WORK INSTRUCTIONS - Here is a listing. Repeat it exactly and in its entirety.

□ □ □ □ □ □ □

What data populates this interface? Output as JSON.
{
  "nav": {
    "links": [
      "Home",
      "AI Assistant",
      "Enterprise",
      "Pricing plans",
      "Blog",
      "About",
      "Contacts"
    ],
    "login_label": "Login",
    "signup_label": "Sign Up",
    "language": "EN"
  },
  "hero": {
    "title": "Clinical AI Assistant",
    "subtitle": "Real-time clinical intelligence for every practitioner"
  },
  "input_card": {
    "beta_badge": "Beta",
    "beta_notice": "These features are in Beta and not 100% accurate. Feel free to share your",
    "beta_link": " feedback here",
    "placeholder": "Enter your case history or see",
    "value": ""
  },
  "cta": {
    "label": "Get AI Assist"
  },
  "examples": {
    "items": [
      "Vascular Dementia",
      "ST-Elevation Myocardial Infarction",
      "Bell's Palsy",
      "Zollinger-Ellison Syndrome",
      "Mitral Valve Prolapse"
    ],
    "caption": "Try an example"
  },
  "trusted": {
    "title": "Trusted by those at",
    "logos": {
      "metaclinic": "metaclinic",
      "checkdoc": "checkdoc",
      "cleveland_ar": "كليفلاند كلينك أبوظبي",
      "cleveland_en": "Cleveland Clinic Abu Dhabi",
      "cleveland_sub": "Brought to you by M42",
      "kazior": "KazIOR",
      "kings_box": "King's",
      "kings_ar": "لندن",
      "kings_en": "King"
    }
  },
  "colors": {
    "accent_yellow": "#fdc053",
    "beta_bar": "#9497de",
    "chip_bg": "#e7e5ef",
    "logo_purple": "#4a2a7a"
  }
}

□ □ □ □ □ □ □

WRITTEN ANSWER -
What data populates this interface? Output as JSON.
{
  "nav": {
    "links": [
      "Home",
      "AI Assistant",
      "Enterprise",
      "Pricing plans",
      "Blog",
      "About",
      "Contacts"
    ],
    "login_label": "Login",
    "signup_label": "Sign Up",
    "language": "EN"
  },
  "hero": {
    "title": "Clinical AI Assistant",
    "subtitle": "Real-time clinical intelligence for every practitioner"
  },
  "input_card": {
    "beta_badge": "Beta",
    "beta_notice": "These features are in Beta and not 100% accurate. Feel free to share your",
    "beta_link": " feedback here",
    "placeholder": "Enter your case history or see",
    "value": ""
  },
  "cta": {
    "label": "Get AI Assist"
  },
  "examples": {
    "items": [
      "Vascular Dementia",
      "ST-Elevation Myocardial Infarction",
      "Bell's Palsy",
      "Zollinger-Ellison Syndrome",
      "Mitral Valve Prolapse"
    ],
    "caption": "Try an example"
  },
  "trusted": {
    "title": "Trusted by those at",
    "logos": {
      "metaclinic": "metaclinic",
      "checkdoc": "checkdoc",
      "cleveland_ar": "كليفلاند كلينك أبوظبي",
      "cleveland_en": "Cleveland Clinic Abu Dhabi",
      "cleveland_sub": "Brought to you by M42",
      "kazior": "KazIOR",
      "kings_box": "King's",
      "kings_ar": "لندن",
      "kings_en": "King"
    }
  },
  "colors": {
    "accent_yellow": "#fdc053",
    "beta_bar": "#9497de",
    "chip_bg": "#e7e5ef",
    "logo_purple": "#4a2a7a"
  }
}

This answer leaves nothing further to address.